RECORD SET:
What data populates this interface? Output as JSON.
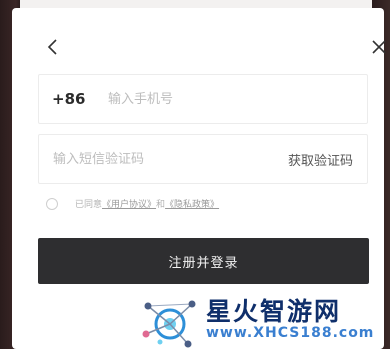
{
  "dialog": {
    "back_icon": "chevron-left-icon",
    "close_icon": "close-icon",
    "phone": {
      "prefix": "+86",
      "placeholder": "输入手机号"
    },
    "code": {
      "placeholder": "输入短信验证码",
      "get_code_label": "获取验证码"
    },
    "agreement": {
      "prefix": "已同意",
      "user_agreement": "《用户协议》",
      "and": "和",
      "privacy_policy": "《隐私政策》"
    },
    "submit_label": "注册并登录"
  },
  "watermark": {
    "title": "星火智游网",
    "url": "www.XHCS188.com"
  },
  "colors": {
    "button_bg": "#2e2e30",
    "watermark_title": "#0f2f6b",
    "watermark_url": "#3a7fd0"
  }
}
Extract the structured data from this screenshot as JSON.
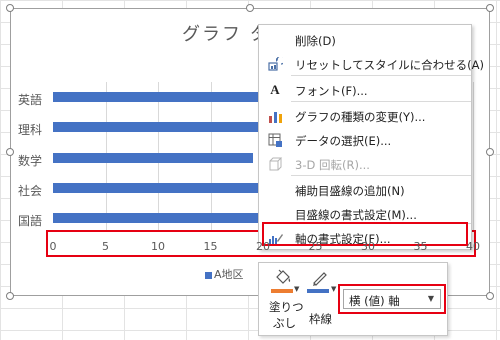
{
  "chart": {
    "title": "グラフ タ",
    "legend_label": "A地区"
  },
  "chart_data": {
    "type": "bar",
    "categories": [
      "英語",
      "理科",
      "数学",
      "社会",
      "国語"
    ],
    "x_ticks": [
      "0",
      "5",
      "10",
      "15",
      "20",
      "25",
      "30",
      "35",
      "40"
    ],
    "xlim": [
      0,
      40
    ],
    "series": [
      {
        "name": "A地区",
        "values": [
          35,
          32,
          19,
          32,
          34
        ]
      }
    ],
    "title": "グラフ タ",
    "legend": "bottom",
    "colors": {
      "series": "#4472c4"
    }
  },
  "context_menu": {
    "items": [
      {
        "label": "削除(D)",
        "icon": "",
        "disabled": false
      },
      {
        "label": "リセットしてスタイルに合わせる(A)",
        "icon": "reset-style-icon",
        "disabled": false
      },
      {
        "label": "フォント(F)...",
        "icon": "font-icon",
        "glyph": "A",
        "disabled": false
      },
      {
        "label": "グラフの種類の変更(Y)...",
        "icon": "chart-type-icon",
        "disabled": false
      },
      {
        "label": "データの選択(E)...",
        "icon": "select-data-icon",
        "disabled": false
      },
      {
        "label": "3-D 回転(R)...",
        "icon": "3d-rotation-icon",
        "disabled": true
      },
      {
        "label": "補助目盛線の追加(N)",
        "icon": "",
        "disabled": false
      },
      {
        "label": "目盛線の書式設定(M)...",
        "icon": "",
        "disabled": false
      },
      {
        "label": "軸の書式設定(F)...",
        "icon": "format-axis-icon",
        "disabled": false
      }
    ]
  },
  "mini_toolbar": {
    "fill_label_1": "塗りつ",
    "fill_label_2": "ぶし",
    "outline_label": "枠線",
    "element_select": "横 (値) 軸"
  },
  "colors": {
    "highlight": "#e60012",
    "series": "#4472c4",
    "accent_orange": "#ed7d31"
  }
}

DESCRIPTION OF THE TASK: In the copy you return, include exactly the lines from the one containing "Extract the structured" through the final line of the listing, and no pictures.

OUTPUT:
Extract the structured data from this screenshot as JSON.
{
  "chart": {
    "title": "グラフ タ",
    "legend_label": "A地区"
  },
  "chart_data": {
    "type": "bar",
    "categories": [
      "英語",
      "理科",
      "数学",
      "社会",
      "国語"
    ],
    "x_ticks": [
      "0",
      "5",
      "10",
      "15",
      "20",
      "25",
      "30",
      "35",
      "40"
    ],
    "xlim": [
      0,
      40
    ],
    "series": [
      {
        "name": "A地区",
        "values": [
          35,
          32,
          19,
          32,
          34
        ]
      }
    ],
    "title": "グラフ タ",
    "legend": "bottom",
    "colors": {
      "series": "#4472c4"
    }
  },
  "context_menu": {
    "items": [
      {
        "label": "削除(D)",
        "icon": "",
        "disabled": false
      },
      {
        "label": "リセットしてスタイルに合わせる(A)",
        "icon": "reset-style-icon",
        "disabled": false
      },
      {
        "label": "フォント(F)...",
        "icon": "font-icon",
        "glyph": "A",
        "disabled": false
      },
      {
        "label": "グラフの種類の変更(Y)...",
        "icon": "chart-type-icon",
        "disabled": false
      },
      {
        "label": "データの選択(E)...",
        "icon": "select-data-icon",
        "disabled": false
      },
      {
        "label": "3-D 回転(R)...",
        "icon": "3d-rotation-icon",
        "disabled": true
      },
      {
        "label": "補助目盛線の追加(N)",
        "icon": "",
        "disabled": false
      },
      {
        "label": "目盛線の書式設定(M)...",
        "icon": "",
        "disabled": false
      },
      {
        "label": "軸の書式設定(F)...",
        "icon": "format-axis-icon",
        "disabled": false
      }
    ]
  },
  "mini_toolbar": {
    "fill_label_1": "塗りつ",
    "fill_label_2": "ぶし",
    "outline_label": "枠線",
    "element_select": "横 (値) 軸"
  },
  "colors": {
    "highlight": "#e60012",
    "series": "#4472c4",
    "accent_orange": "#ed7d31"
  }
}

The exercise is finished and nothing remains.